Records contained in a dataset:

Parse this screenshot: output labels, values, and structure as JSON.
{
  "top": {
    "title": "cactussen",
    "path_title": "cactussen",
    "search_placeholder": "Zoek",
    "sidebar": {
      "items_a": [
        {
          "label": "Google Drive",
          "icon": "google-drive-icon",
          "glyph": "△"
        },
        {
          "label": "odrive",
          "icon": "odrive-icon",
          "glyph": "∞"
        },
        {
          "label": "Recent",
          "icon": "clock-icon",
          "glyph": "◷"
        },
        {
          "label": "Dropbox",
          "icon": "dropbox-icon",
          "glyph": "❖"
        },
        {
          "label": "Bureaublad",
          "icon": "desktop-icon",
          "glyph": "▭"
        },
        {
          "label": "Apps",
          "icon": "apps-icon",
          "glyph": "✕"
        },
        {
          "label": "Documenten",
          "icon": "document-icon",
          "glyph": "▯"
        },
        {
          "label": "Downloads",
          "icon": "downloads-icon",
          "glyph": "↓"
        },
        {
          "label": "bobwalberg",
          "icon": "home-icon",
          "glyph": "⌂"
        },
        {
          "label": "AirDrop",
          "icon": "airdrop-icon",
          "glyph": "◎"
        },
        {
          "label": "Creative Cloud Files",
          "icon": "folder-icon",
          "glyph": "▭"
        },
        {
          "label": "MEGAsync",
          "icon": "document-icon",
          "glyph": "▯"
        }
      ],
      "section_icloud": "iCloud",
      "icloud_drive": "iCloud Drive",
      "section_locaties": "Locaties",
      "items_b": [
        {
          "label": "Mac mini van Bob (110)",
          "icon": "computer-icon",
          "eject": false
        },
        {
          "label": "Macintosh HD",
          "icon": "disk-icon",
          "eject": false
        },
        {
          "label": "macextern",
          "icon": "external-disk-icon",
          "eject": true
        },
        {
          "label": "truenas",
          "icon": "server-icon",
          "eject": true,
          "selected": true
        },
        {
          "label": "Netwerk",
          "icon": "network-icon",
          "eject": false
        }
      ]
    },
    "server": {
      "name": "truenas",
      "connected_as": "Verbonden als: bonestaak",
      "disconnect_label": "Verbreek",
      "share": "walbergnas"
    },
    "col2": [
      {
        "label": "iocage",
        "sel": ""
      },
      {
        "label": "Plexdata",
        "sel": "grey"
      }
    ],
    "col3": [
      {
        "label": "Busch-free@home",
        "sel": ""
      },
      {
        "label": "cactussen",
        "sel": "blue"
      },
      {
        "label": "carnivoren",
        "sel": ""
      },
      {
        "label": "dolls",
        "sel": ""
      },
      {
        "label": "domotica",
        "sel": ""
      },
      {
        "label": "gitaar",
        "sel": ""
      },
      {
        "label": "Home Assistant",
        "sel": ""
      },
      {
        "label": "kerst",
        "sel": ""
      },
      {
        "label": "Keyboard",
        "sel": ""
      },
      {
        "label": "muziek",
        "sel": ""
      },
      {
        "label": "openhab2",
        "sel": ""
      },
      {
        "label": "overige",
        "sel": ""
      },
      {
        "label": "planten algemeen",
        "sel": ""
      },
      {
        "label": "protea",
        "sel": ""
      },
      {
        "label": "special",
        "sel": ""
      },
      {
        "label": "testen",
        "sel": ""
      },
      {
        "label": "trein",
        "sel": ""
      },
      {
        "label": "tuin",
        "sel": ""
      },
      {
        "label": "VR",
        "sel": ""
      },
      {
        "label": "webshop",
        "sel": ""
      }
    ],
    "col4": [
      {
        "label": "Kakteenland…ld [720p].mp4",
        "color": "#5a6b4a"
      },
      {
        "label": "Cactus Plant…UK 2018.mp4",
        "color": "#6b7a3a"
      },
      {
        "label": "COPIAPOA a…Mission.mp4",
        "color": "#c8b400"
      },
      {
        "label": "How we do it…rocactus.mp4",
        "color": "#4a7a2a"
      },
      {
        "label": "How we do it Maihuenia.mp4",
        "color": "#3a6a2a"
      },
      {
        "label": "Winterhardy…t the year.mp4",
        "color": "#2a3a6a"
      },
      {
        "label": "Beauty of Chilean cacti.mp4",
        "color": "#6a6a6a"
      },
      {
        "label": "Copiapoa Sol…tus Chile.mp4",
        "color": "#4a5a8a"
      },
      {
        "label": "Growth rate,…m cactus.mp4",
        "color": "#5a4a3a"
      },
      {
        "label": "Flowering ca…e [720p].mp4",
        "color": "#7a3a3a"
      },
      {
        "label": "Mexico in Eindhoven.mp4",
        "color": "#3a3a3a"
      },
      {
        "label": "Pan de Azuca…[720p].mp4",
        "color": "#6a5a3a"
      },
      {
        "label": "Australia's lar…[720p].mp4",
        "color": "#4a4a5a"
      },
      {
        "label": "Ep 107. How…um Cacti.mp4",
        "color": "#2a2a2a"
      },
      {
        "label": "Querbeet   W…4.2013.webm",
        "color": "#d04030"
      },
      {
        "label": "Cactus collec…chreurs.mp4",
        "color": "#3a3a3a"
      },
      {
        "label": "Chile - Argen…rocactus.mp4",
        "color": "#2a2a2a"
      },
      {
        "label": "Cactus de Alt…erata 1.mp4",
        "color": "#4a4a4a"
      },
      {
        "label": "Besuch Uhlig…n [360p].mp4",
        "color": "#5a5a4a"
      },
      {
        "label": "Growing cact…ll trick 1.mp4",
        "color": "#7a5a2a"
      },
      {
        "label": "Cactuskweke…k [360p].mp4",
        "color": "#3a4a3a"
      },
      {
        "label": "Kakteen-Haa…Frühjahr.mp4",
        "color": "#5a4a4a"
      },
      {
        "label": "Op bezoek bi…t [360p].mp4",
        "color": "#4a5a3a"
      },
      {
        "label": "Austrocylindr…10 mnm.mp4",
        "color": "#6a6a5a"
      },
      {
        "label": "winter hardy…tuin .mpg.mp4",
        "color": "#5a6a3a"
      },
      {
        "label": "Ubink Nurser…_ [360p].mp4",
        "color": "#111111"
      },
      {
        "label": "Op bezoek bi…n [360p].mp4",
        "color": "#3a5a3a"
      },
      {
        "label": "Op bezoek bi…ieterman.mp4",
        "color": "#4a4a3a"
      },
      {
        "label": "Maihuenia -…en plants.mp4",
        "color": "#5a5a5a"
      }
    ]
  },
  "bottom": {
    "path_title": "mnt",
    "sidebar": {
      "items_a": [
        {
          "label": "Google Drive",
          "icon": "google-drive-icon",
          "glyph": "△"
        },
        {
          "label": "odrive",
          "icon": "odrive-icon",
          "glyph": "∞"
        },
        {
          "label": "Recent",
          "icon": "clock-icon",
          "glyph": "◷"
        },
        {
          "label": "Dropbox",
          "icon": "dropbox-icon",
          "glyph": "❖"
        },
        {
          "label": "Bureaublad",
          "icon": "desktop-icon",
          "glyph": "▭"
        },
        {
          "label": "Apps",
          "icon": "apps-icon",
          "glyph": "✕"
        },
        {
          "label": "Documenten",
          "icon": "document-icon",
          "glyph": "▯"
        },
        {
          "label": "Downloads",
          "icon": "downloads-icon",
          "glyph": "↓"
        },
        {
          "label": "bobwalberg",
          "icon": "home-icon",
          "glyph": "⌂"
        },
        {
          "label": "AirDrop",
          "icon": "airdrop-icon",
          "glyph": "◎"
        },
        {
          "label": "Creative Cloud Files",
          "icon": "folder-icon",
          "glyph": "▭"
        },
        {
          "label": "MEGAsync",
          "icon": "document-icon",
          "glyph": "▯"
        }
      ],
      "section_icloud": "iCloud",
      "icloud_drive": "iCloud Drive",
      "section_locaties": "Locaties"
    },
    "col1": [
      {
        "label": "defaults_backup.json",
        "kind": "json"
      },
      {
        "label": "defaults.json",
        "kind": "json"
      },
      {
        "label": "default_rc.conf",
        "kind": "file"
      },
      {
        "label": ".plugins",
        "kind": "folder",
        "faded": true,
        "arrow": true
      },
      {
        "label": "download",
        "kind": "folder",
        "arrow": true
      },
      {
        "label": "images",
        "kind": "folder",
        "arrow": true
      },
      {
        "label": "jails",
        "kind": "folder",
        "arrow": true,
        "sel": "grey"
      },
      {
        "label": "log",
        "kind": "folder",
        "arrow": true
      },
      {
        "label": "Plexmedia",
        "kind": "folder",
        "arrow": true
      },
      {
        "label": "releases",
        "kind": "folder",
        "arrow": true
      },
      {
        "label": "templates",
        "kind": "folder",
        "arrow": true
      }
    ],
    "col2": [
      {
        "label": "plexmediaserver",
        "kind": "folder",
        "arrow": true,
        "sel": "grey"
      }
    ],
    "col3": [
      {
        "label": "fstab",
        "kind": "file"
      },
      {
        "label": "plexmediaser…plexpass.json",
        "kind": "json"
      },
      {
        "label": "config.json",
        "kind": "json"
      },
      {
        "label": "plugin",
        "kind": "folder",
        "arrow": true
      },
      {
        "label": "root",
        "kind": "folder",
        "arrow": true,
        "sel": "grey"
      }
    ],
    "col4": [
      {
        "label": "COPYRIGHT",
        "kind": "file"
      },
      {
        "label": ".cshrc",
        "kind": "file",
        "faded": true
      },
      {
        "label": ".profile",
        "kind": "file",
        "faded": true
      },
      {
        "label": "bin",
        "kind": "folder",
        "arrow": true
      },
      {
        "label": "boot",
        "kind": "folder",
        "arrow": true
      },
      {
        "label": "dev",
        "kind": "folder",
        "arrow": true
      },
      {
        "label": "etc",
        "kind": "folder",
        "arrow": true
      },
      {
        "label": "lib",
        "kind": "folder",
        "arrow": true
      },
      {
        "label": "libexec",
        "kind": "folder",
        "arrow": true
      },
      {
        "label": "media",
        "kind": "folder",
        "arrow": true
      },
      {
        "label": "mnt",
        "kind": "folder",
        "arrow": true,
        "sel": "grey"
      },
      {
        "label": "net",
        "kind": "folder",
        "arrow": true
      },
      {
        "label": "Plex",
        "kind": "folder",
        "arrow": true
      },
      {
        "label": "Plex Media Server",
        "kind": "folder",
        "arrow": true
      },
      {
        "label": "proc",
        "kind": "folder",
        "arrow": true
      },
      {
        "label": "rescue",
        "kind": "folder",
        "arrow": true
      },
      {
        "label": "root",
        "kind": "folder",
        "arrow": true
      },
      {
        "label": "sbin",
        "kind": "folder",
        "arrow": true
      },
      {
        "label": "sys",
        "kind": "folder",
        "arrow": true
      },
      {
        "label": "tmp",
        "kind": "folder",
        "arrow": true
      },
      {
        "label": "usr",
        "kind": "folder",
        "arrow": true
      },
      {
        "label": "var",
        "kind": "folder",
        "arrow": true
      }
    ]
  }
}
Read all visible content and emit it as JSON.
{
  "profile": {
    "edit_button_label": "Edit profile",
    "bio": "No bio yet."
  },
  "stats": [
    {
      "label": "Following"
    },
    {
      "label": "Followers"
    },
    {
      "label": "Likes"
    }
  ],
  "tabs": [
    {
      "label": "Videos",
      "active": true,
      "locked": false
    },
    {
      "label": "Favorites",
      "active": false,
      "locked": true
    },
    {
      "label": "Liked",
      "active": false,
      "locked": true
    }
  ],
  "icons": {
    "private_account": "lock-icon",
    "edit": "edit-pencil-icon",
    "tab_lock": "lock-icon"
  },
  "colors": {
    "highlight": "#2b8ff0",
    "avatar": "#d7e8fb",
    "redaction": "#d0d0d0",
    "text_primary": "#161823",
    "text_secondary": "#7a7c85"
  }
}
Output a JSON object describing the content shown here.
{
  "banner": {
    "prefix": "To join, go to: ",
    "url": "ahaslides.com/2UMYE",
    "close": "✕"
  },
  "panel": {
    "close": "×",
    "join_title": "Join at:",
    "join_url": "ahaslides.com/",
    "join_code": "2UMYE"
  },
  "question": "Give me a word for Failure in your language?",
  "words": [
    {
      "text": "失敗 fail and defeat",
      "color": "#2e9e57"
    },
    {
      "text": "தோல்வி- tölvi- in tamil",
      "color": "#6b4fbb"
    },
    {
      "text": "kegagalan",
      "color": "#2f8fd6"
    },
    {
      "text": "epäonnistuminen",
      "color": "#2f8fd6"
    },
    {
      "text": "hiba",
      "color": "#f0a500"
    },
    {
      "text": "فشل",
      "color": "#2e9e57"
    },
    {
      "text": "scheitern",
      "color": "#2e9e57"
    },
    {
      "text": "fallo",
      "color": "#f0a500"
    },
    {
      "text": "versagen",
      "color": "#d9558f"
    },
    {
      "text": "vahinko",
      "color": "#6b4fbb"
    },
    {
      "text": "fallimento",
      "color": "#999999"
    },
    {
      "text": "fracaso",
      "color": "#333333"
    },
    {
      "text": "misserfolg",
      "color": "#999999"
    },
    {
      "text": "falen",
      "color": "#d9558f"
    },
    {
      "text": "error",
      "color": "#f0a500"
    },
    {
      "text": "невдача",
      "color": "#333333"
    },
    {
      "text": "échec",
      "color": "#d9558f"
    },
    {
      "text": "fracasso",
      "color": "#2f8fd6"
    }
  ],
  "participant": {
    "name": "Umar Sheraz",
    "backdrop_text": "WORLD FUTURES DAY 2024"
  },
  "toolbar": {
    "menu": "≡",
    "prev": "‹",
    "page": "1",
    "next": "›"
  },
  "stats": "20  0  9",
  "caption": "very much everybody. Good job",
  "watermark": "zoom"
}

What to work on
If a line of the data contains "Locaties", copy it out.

Answer to this problem
      "section_locaties": "Locaties",
      "section_locaties": "Locaties"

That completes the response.